# Description of the task
Apart from the pictures, output all of the records exactly.

# Entries provided

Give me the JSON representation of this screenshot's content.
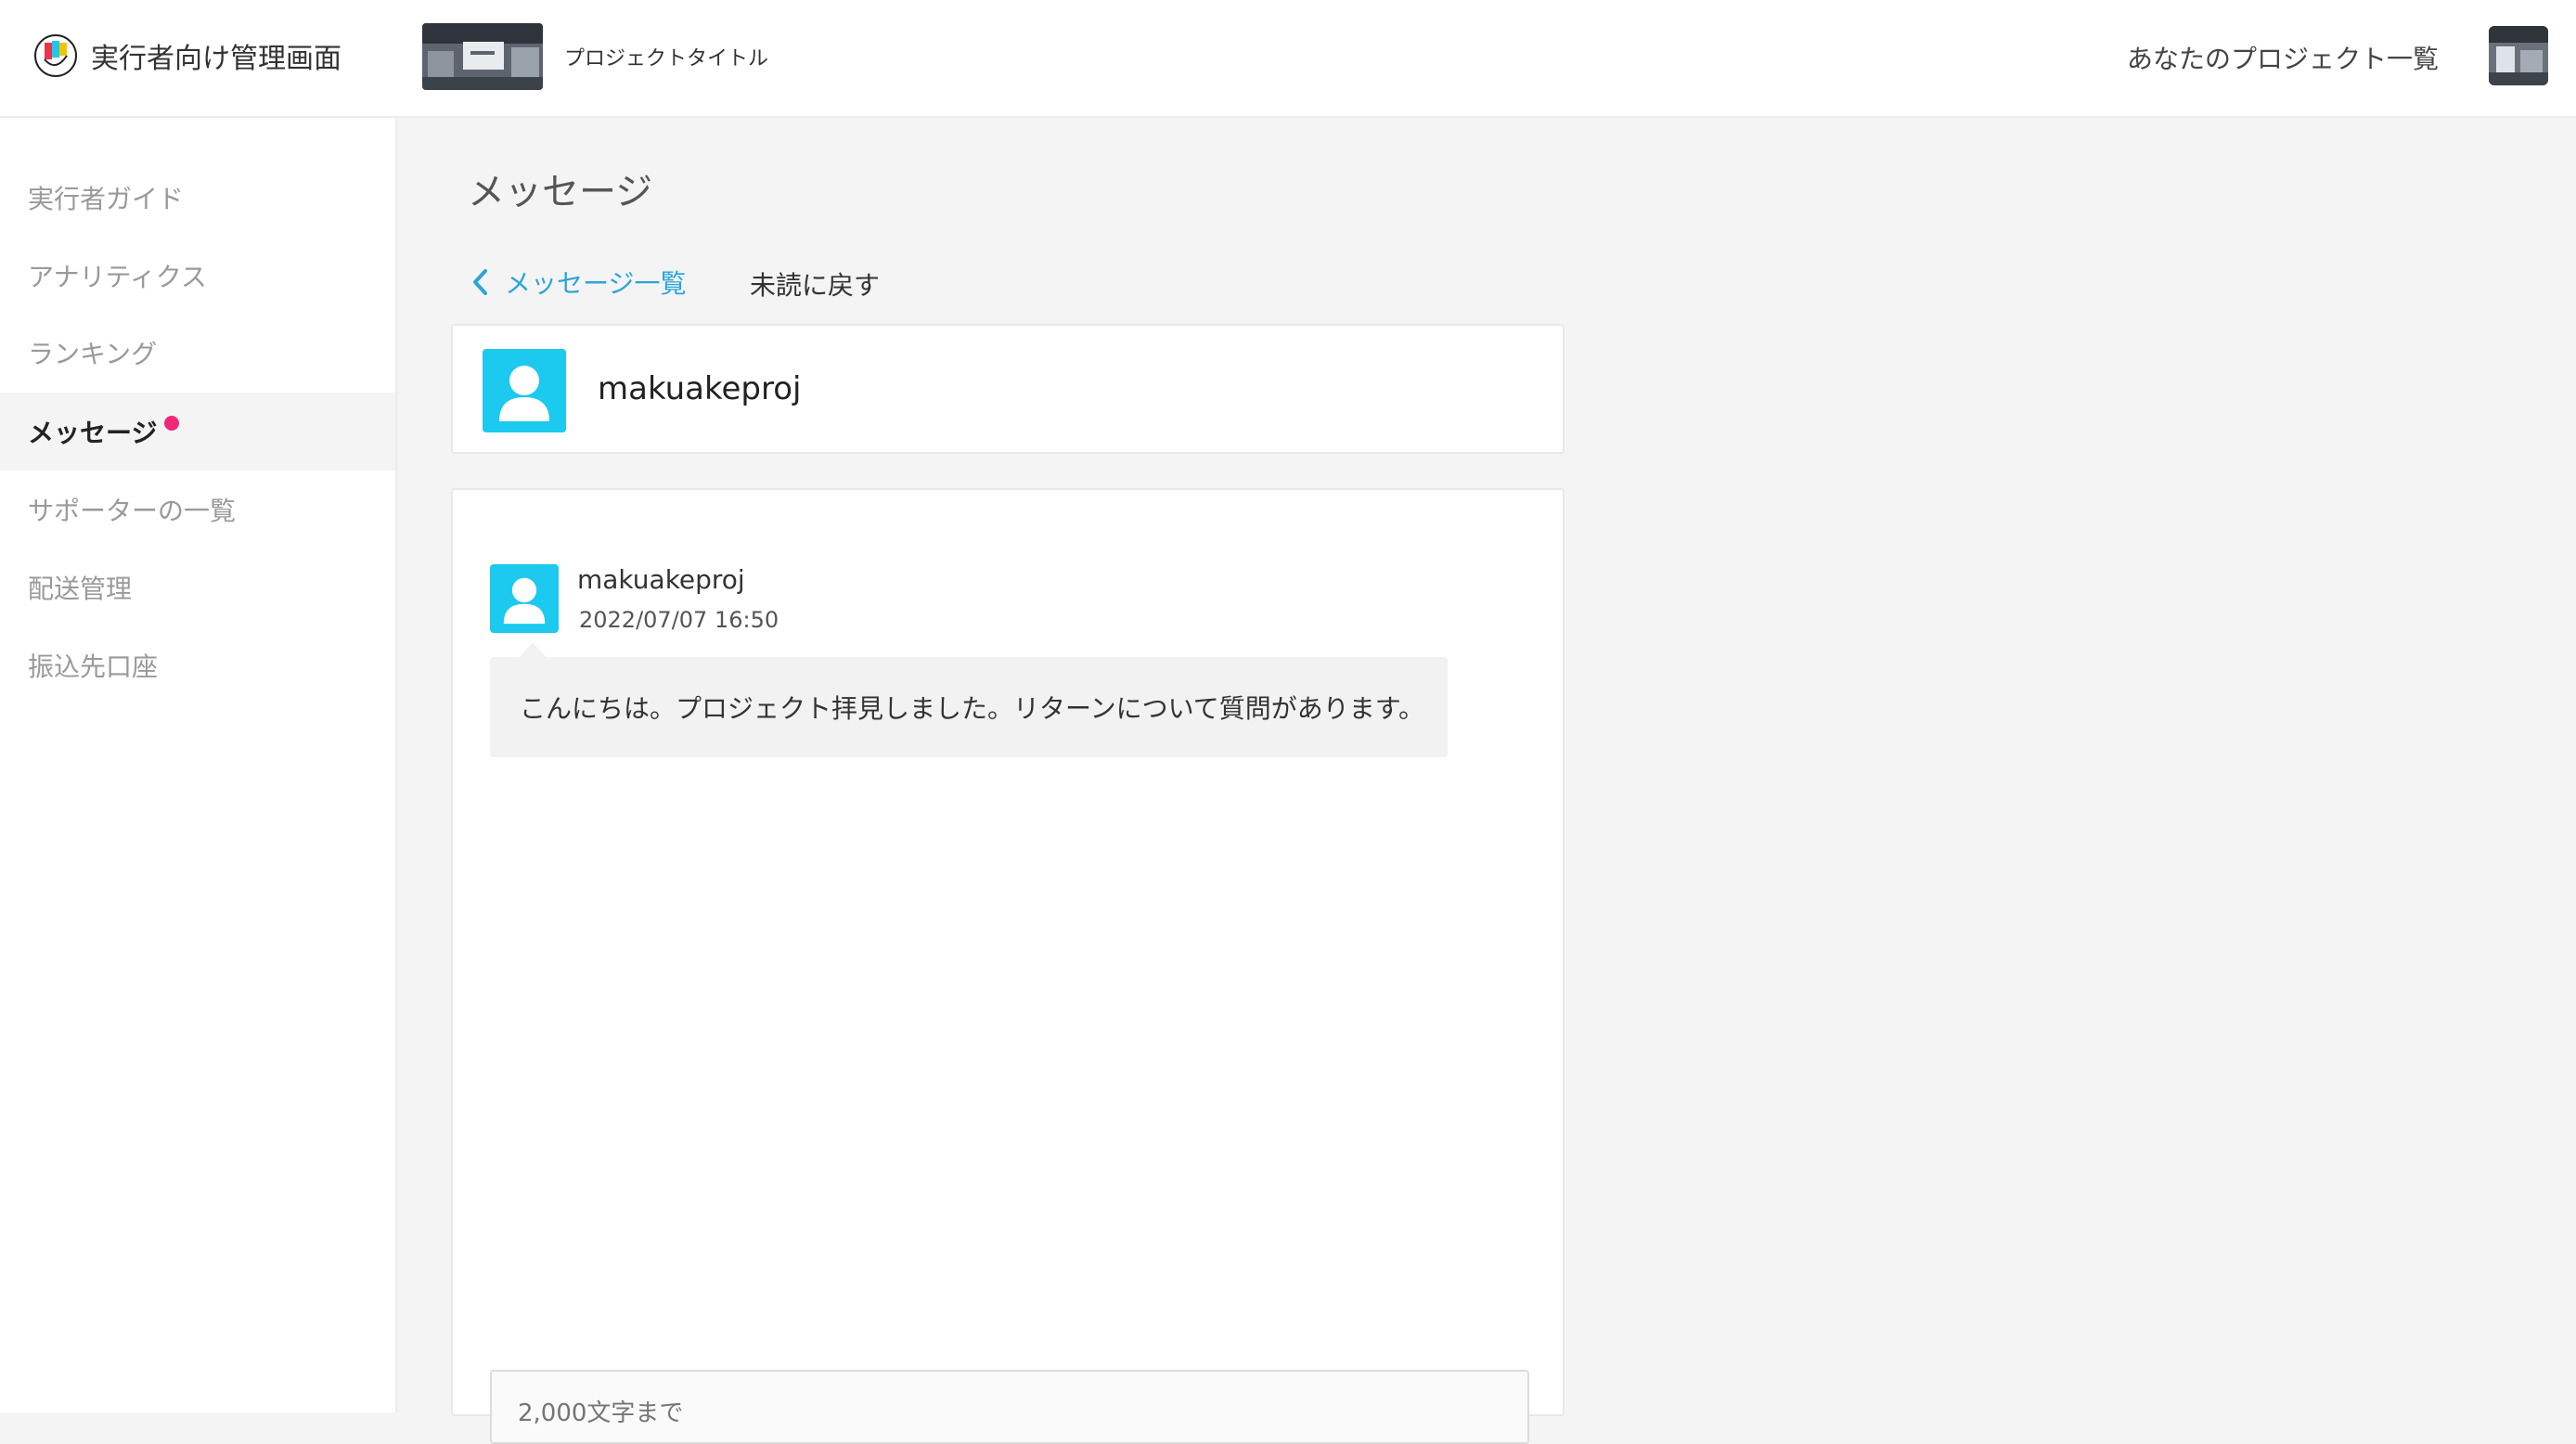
{
  "header": {
    "app_title": "実行者向け管理画面",
    "project_title": "プロジェクトタイトル",
    "project_list_link": "あなたのプロジェクト一覧"
  },
  "sidebar": {
    "items": [
      {
        "label": "実行者ガイド"
      },
      {
        "label": "アナリティクス"
      },
      {
        "label": "ランキング"
      },
      {
        "label": "メッセージ",
        "active": true,
        "has_notification": true
      },
      {
        "label": "サポーターの一覧"
      },
      {
        "label": "配送管理"
      },
      {
        "label": "振込先口座"
      }
    ]
  },
  "main": {
    "page_title": "メッセージ",
    "back_link": "メッセージ一覧",
    "mark_unread": "未読に戻す",
    "recipient": {
      "name": "makuakeproj"
    },
    "messages": [
      {
        "sender": "makuakeproj",
        "timestamp": "2022/07/07 16:50",
        "body": "こんにちは。プロジェクト拝見しました。リターンについて質問があります。"
      }
    ],
    "reply_placeholder": "2,000文字まで"
  },
  "colors": {
    "accent_link": "#2ba5d8",
    "avatar_bg": "#1cc9ef",
    "notification_dot": "#f0287a"
  }
}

# Answer to the problem
Give me the JSON representation of this screenshot's content.
{
  "header": {
    "app_title": "実行者向け管理画面",
    "project_title": "プロジェクトタイトル",
    "project_list_link": "あなたのプロジェクト一覧"
  },
  "sidebar": {
    "items": [
      {
        "label": "実行者ガイド"
      },
      {
        "label": "アナリティクス"
      },
      {
        "label": "ランキング"
      },
      {
        "label": "メッセージ",
        "active": true,
        "has_notification": true
      },
      {
        "label": "サポーターの一覧"
      },
      {
        "label": "配送管理"
      },
      {
        "label": "振込先口座"
      }
    ]
  },
  "main": {
    "page_title": "メッセージ",
    "back_link": "メッセージ一覧",
    "mark_unread": "未読に戻す",
    "recipient": {
      "name": "makuakeproj"
    },
    "messages": [
      {
        "sender": "makuakeproj",
        "timestamp": "2022/07/07 16:50",
        "body": "こんにちは。プロジェクト拝見しました。リターンについて質問があります。"
      }
    ],
    "reply_placeholder": "2,000文字まで"
  },
  "colors": {
    "accent_link": "#2ba5d8",
    "avatar_bg": "#1cc9ef",
    "notification_dot": "#f0287a"
  }
}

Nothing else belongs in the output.